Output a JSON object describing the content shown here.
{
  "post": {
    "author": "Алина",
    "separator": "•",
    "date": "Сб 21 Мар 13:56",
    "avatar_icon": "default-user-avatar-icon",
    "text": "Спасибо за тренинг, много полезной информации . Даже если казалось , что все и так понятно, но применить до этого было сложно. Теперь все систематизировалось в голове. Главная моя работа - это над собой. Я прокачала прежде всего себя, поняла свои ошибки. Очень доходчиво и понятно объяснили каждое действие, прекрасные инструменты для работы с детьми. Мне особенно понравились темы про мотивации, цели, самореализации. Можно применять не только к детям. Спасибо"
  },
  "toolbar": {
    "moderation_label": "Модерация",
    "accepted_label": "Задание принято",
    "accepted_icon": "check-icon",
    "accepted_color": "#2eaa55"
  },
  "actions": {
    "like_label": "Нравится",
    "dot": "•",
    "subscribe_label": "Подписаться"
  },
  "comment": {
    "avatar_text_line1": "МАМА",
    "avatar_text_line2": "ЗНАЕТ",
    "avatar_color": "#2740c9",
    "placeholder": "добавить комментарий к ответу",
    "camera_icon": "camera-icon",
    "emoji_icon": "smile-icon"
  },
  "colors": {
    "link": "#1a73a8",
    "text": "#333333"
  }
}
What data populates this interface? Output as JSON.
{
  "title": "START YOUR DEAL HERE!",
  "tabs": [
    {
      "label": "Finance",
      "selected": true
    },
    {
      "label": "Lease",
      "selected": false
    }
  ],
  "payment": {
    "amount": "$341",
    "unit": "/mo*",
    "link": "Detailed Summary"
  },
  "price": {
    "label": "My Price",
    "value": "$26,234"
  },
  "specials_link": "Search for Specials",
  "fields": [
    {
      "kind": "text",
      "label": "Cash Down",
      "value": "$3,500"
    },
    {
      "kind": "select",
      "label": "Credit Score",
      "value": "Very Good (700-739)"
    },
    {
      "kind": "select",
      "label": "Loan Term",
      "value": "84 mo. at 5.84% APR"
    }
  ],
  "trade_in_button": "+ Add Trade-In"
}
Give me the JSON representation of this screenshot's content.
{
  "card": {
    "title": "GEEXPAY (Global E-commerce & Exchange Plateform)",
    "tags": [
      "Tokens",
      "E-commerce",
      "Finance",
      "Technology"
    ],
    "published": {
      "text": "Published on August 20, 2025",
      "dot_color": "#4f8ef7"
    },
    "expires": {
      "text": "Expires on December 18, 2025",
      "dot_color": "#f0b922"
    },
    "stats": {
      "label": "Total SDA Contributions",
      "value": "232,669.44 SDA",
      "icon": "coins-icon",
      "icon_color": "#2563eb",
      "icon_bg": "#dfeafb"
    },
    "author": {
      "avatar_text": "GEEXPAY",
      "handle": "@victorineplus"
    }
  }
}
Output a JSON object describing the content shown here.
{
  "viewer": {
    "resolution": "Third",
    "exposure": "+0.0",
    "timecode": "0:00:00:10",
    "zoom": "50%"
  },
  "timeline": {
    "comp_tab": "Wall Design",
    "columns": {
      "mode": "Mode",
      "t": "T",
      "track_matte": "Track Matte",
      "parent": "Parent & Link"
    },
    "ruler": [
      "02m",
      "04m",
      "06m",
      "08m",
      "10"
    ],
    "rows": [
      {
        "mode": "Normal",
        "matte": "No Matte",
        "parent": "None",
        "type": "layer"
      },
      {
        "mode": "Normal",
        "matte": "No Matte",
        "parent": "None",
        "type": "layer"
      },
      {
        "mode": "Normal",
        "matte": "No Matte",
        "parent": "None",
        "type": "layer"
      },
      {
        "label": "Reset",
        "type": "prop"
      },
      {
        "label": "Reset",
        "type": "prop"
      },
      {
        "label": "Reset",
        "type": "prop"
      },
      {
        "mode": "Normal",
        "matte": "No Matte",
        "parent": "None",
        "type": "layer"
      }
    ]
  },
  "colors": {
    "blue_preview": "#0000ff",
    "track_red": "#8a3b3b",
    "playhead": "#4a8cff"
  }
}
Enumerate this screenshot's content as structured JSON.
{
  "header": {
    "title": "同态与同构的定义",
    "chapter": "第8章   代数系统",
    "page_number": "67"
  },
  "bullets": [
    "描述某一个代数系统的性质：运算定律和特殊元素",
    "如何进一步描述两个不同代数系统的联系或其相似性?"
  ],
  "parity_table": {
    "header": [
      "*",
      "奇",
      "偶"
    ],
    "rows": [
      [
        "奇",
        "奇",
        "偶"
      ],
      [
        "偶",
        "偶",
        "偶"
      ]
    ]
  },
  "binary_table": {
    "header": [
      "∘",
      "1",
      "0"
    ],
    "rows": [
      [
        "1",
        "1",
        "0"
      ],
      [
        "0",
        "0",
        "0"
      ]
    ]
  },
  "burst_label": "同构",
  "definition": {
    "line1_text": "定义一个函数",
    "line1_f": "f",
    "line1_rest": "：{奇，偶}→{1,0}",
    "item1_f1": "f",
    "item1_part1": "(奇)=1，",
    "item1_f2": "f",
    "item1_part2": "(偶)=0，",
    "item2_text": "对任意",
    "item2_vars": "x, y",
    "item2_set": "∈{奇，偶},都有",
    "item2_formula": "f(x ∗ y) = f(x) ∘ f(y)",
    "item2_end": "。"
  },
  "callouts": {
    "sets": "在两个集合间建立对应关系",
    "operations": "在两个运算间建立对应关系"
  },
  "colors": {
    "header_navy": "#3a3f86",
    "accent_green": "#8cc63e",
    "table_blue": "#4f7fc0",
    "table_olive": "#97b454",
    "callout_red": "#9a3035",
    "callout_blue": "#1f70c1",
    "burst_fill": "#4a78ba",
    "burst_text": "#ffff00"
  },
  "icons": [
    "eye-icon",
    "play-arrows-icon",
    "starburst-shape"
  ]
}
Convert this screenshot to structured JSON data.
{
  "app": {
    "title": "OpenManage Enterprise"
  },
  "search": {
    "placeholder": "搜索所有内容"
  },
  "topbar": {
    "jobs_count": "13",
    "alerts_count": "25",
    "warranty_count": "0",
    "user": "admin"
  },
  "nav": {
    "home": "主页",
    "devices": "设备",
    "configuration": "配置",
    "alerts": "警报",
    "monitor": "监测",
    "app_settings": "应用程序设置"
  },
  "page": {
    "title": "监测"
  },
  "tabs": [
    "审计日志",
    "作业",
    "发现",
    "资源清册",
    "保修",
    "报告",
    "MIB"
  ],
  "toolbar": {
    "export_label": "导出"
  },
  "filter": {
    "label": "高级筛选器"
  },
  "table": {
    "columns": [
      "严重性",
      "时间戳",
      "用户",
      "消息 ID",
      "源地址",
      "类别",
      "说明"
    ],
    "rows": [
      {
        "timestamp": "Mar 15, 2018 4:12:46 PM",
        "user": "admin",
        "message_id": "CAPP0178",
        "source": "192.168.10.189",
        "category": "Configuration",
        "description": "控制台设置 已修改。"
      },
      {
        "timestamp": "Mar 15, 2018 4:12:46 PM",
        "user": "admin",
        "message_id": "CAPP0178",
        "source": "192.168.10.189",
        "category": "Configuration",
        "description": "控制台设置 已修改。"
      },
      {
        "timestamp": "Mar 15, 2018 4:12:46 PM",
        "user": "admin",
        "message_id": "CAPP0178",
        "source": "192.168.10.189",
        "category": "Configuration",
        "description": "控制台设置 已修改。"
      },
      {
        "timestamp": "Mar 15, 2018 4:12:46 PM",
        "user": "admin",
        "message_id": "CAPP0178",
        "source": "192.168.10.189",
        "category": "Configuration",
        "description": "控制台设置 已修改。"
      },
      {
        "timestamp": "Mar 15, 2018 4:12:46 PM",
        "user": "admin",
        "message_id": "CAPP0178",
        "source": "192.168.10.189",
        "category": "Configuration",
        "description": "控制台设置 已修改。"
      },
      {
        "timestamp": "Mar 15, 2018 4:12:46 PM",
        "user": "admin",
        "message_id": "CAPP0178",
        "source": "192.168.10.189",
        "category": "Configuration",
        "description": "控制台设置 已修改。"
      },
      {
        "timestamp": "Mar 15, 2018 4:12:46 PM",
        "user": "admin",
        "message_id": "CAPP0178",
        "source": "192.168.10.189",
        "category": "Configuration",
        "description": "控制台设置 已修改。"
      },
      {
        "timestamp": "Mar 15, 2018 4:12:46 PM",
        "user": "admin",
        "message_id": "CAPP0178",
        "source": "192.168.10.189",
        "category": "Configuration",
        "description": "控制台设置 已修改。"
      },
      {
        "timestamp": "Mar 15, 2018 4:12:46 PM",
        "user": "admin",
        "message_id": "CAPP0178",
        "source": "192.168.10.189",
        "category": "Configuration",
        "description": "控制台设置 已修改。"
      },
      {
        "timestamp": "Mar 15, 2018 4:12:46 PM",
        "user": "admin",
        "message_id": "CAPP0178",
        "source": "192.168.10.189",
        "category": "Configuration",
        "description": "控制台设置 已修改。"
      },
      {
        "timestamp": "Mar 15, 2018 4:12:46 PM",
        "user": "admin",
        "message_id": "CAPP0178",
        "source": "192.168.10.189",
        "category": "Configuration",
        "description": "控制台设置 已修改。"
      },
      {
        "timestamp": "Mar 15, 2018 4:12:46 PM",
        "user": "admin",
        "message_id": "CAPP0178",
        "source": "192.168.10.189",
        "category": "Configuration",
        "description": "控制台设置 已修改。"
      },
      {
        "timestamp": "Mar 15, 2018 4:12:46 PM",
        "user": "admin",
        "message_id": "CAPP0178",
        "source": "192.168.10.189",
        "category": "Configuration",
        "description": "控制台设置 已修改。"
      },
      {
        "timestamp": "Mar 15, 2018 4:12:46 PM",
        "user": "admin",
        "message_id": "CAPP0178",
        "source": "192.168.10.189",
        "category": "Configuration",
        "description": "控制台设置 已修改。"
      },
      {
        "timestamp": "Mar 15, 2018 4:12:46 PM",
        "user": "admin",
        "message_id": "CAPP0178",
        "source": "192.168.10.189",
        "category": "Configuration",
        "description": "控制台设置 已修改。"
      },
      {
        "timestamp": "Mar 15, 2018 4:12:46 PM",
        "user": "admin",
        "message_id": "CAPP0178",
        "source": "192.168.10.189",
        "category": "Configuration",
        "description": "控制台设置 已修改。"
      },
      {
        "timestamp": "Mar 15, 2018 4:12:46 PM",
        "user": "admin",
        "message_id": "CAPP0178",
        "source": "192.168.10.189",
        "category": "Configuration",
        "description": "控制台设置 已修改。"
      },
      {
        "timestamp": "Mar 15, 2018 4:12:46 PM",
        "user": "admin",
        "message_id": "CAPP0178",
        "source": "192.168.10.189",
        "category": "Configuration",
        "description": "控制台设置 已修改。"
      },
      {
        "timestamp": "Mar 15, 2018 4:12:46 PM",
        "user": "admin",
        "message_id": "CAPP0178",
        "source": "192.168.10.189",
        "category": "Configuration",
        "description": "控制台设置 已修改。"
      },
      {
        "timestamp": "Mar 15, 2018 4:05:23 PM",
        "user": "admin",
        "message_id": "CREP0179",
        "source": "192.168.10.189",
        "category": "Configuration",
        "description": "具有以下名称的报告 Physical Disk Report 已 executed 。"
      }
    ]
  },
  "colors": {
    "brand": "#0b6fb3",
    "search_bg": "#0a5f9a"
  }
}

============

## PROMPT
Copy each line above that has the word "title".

## RESPONSE TO THE TASK
  "title": "START YOUR DEAL HERE!",
    "title": "GEEXPAY (Global E-commerce & Exchange Plateform)",
    "title": "同态与同构的定义",
    "title": "OpenManage Enterprise"
    "title": "监测"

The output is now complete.